A more thorough consideration of the rule is found in the more recent annotation in 142 A.L.R. 885, 889. The annotation lists twenty states that have adopted the doctrine of res judicata, without further comment. Cases from only six of these states are set forth. All of these states adopted the rule as set out in the Restatement of Judgments, § 61, and all of them hold that:
The general rule is that a judgment for the defendant, which rests on the merits, is not conclusive in a subsequent action as to issues determined therein, where the plaintiff seeks to avoid the effect of the judgment by the additional claim that his present action is not based on the same cause of action as the one which was previously determined.
142 A.L.R. 885 at 890.
The majority view of the states appears to be that an action is precluded by res judicata only if the prior judgment was on the merits. Thus, the defense of res judicata should be interposed only when the prior litigation was resolved on the merits.
Although the rule of res judicata adopted in this state might require a closer relationship between the parties than that found in a class action, it does not allow the subsequent action to proceed to trial on the basis of any new or different claim. The majority rule appears to be sound. If the class action is not an exception to the rule of res judicata, there is no need to expand the exception to other claims. However, I cannot find any support for such an expansion of the exception to claims that were not litigated in the prior action. The majority has added a broad exception to the rule of res judicata to allow the first claim to be litigated without *1302 the requirement that the second claim be in the same class as the first claim.
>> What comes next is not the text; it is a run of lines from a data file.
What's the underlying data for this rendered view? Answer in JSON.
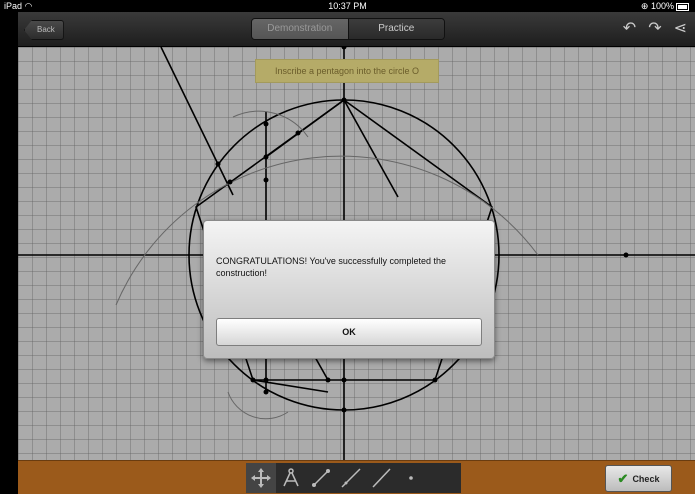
{
  "status_bar": {
    "device": "iPad",
    "time": "10:37 PM",
    "battery": "100%",
    "icons": [
      "wifi-icon",
      "lock-rotation-icon",
      "battery-icon"
    ]
  },
  "nav": {
    "back_label": "Back",
    "tabs": [
      {
        "label": "Demonstration",
        "active": true
      },
      {
        "label": "Practice",
        "active": false
      }
    ],
    "icons": [
      "undo-icon",
      "redo-icon",
      "share-icon"
    ]
  },
  "canvas": {
    "instruction": "Inscribe a pentagon into the circle O"
  },
  "dialog": {
    "message": "CONGRATULATIONS! You've successfully completed the construction!",
    "ok_label": "OK"
  },
  "toolbar": {
    "tools": [
      "move-tool-icon",
      "compass-tool-icon",
      "segment-tool-icon",
      "line-tool-icon",
      "ray-tool-icon",
      "point-tool-icon"
    ],
    "check_label": "Check",
    "colors": {
      "toolbar_bg": "#9b5a1b",
      "canvas_bg": "#ababab",
      "instruction_bg": "#b5ab68",
      "check_green": "#2a8a22"
    }
  }
}
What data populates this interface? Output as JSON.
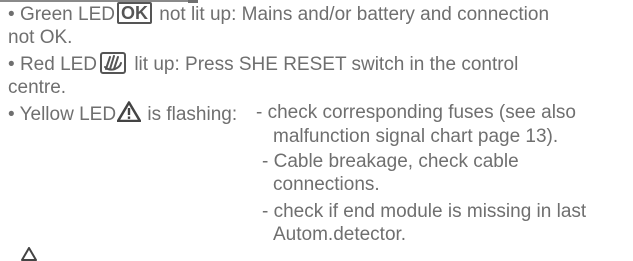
{
  "items": {
    "green_bullet": "•",
    "green_pre": "Green LED",
    "green_icon_text": "OK",
    "green_post": "not lit up: Mains and/or battery and connection",
    "green_cont": "not OK.",
    "red_bullet": "•",
    "red_pre": "Red LED",
    "red_post": "lit up: Press SHE RESET switch in the control",
    "red_cont": "centre.",
    "yellow_bullet": "•",
    "yellow_pre": "Yellow LED",
    "yellow_post": "is flashing:",
    "check1_a": "- check corresponding fuses (see also",
    "check1_b": "malfunction signal chart page 13).",
    "check2_a": "- Cable breakage, check cable",
    "check2_b": "connections.",
    "check3_a": "- check if end module is missing in last",
    "check3_b": "Autom.detector."
  },
  "colors": {
    "text": "#6f6f6f",
    "icon": "#555555"
  },
  "icons": {
    "ok": "ok-box-icon",
    "reset": "reset-hand-icon",
    "warning": "warning-triangle-icon"
  }
}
The procedural history of this case indicates that the trial court was given little guidance about the issues in this case. The plaintiffs' motion for class certification was filed by an attorney who had been retained by the plaintiffs but who had not participated in any discovery. The trial court never set a hearing on the motion for class certification. The majority, apparently by reference to the "matters of record," suggests that the court denied the motion for class certification. While no formal order denying the motion for class certification was ever entered, a docket entry states that the trial court 0b46394aab